Although "[c]ourts readily find irreparable harm in trademark infringement cases because of the victim's inability to control the nature and quality of the infringer's goods," Wesley-Jessen Div. of Schering Corp. v. Bausch & Lomb, Inc., 698 F.2d 862, 867 (7th Cir.1983), Plaintiff still has the burden of demonstrating how irreparable harm will occur should injunctive relief not be granted. Plaintiff alleges that it has expended substantial sums of money in building up a reputation under its "EA" service mark for quality services. Since Plaintiff cannot control how Defendant would use its mark especially with respect to the quality of services, Plaintiff asserts that it will be irreparably harmed.
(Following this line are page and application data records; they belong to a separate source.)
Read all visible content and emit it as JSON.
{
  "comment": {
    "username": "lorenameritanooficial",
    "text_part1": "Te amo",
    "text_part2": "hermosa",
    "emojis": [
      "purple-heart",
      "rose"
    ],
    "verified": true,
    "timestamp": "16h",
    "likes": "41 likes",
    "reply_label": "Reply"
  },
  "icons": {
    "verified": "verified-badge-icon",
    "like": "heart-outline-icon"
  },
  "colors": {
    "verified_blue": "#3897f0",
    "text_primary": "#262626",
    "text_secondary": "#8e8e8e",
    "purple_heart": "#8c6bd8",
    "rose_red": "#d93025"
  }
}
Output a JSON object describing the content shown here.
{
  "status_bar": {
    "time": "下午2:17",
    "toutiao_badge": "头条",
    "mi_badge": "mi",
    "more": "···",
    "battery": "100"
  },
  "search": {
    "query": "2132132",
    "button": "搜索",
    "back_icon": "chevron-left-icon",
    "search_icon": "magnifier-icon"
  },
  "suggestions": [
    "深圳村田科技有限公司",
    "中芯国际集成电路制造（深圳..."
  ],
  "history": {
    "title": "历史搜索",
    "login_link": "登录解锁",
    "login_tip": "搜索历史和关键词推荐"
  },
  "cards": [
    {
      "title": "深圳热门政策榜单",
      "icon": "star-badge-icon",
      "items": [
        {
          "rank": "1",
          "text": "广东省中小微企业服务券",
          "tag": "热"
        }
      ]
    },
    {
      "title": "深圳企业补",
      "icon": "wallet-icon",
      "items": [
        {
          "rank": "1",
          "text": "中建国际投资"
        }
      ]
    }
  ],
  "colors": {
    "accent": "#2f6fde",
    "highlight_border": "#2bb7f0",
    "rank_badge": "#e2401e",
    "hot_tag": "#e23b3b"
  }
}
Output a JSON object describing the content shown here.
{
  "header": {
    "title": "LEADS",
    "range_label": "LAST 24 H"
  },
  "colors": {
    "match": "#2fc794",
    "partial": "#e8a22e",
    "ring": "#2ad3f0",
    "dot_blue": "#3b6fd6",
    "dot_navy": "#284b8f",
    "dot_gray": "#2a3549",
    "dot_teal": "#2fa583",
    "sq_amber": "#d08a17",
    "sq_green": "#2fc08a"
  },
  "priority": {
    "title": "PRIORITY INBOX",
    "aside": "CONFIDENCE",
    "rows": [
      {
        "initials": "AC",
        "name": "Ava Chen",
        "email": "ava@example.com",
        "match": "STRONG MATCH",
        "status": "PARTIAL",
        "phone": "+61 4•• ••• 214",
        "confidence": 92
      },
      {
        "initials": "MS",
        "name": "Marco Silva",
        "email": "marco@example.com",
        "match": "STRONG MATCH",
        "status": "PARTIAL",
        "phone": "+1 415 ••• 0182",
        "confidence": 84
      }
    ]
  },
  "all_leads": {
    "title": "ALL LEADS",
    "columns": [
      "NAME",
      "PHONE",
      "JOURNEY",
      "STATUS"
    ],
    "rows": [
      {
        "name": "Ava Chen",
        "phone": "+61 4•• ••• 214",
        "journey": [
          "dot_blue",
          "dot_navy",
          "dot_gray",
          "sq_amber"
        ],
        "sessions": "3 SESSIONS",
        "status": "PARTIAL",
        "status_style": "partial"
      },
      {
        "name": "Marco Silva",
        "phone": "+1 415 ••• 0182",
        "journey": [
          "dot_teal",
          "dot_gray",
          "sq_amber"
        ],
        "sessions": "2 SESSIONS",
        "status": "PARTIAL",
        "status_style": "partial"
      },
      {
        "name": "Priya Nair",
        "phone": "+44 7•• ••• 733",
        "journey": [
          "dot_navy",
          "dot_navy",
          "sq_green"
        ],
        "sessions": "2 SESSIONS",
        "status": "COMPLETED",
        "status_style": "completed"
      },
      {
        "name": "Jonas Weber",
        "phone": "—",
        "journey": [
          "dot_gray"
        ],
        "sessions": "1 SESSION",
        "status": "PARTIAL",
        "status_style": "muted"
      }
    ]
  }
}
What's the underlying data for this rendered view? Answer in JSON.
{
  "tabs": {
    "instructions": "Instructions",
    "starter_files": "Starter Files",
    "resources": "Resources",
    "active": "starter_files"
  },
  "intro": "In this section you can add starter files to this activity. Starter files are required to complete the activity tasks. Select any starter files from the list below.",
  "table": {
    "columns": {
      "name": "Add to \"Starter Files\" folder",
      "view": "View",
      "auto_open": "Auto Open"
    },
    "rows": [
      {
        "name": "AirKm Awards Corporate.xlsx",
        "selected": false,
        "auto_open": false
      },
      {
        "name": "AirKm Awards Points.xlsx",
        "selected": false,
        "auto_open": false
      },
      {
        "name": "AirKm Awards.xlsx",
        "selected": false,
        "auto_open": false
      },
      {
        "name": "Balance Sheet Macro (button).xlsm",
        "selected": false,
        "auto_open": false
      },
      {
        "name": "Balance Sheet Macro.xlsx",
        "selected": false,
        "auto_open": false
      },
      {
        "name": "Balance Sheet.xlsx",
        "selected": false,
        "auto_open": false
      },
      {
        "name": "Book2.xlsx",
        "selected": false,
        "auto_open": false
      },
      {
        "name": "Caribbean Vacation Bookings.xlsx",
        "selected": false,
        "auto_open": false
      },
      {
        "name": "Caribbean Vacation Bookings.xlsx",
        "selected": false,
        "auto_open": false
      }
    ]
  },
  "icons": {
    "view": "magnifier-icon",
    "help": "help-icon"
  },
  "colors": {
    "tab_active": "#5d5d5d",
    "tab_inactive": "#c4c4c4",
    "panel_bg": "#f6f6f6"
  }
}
Having determined that Plaintiff has not established a likelihood of confusion, it does not follow that Plaintiff will be irreparably harmed if Defendant uses the mark "EAI" with its corporate name. Clients will associate Defendant's mark with the quality of its services, not Plaintiff's services, because Defendant's mark is not confusingly similar to Plaintiff's mark. Absent any independent showing of irreparable harm, we find that Plaintiff has not met its burden. See generally Rodeo Collection, 812 F.2d at 1220; Sardi's Restaurant, 755 F.2d at 725.

III. Balance of Hardships

The Court rules that the balance of hardships as it currently stands tips in favor of Defendant. Plaintiff has not demonstrated how it will be irreparably harmed since we *859 hold that there does not exist a likelihood of confusion between Plaintiff's and Defendant's marks. Defendant, on the other hand, will be forced to change its name, losing whatever good will it has accrued and creating confusion among its clients and potential clients. Weighing Defendant's hardships against the unlikelihood of confusion between the marks and the absence of Plaintiff's evidence of irreparable harm, Defendant's hardships prevail.


The Court concludes that Plaintiff has failed both tests to obtain preliminary injunctive relief. Plaintiff has not demonstrated probable success on the merits of its claims, the possibility of irreparable injury, nor the tipping of the balance of hardships in its favor. Consequently, we DENY Plaintiff's Motion for a Preliminary Injunction.

The Court hereby sets the trial date in this case for February 7, 1989 at 9:00 a.m. before the Honorable Stephen V. Wilson in Courtroom F of the United States Courthouse, 312 North Spring Street, Los Angeles, California. A Pretrial Conference is set for February 2, 1989 at 4:30 p.m.



[1] In a hearing on November 28, 1988, the Court granted Plaintiff leave to amend its Complaint to include a cause of action based on Plaintiff's federal registration of its service mark. Plaintiff filed its First Amended Complaint the same day.

[2] We limit our findings of minimal similarity to this Order and on the evidence before us. Should Plaintiff be able to produce evidence that Defendant uses "EAI" not in connection with its full corporate name, we will reconsider our conclusion regarding similarity accordingly.